As soon as you decide that divorce could be your reality, likely your thoughts will turn to your fears of your new reality and your financial future will be thrown into question. “How much of my income will I have to give up to support my spouse and the kids?” or “How much longer will I have to work, I won’t be able to retire until I am 75!”. A world of unknowns reveals itself in an avalanche of financial and emotional realities that must be dealt with. Despite the stereotypes around vindictive, nasty divorces, my experience is that the vast majority of couples (once they can conquer their emotional brain) truly and sincerely want what’s fair for all involved.
Fair. The problem here is that every person’s idea of fairness is different.
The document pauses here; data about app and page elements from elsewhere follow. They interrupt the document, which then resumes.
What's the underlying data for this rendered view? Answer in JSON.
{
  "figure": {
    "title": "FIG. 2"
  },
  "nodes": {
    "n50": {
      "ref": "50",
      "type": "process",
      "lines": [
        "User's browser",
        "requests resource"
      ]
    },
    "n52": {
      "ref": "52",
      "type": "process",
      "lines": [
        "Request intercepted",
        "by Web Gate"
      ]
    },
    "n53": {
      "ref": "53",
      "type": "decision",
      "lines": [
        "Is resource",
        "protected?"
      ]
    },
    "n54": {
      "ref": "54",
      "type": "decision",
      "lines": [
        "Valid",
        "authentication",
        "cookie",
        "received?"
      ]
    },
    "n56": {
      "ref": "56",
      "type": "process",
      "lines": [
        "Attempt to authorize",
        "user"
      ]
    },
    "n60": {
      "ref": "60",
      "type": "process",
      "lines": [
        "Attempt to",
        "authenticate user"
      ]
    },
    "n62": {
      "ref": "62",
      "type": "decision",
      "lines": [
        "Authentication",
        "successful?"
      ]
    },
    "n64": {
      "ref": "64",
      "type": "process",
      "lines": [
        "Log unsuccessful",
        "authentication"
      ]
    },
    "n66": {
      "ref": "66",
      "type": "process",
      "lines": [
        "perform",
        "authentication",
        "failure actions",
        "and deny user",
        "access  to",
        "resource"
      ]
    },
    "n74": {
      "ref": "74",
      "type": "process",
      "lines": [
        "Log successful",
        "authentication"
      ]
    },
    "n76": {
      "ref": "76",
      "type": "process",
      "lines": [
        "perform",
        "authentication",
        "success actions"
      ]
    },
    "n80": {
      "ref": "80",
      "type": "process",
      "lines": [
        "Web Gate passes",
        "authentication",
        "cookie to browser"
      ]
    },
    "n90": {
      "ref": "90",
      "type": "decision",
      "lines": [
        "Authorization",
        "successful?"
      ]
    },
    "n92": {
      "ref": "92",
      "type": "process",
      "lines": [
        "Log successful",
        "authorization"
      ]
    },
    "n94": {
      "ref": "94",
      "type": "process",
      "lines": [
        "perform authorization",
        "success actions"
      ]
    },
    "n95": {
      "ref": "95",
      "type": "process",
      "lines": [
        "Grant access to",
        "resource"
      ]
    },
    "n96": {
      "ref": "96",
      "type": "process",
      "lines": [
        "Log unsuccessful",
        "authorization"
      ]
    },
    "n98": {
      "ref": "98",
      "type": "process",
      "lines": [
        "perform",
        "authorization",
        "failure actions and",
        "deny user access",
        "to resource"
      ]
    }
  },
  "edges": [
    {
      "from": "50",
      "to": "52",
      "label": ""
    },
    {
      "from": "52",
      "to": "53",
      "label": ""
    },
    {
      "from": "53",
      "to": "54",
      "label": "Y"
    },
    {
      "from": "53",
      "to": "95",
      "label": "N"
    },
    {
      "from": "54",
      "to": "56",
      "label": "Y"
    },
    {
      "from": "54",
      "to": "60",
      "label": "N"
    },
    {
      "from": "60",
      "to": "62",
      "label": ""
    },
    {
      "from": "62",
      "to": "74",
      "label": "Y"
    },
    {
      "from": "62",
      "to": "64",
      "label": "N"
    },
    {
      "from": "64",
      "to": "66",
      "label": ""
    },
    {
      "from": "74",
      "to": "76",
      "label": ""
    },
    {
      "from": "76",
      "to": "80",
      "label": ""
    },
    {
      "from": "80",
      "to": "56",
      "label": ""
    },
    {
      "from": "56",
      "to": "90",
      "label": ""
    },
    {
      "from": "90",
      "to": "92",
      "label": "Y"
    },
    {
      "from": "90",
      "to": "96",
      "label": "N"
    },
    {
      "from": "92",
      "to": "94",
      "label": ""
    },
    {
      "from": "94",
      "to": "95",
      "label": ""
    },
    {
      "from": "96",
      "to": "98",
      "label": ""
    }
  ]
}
Depending on emotional trauma in the marriage, perceived wrongs, apologies that remained unspoken… being able to agree on a “fair” solution may be worlds apart. This is a simple truth that has created a multi-billion-dollar divorce industry. What if there is a different answer?
What if you let go of the need for “fairness”? What if each party didn’t worry about what the other person was getting and sat down with a divorce financial planner and simply figured out what you need for yourself to be ok? And then they sit down with a mediator and start from there? Maybe this is the truest way to be fair. BOTH people walking away with what they need and their hopes and dreams intact!
Now by no means should you “give in, or give up” as you have legal rights to a percentage of assets and, unfortunately, the debts too. But if you focus on the specifics of what you need in the next phase of your life and how you can move on in a healthy, happy way that will preserve your family unit for the future. As I always tell my clients, my goal is to help you be the best divorced family you can be, because you’re still a family.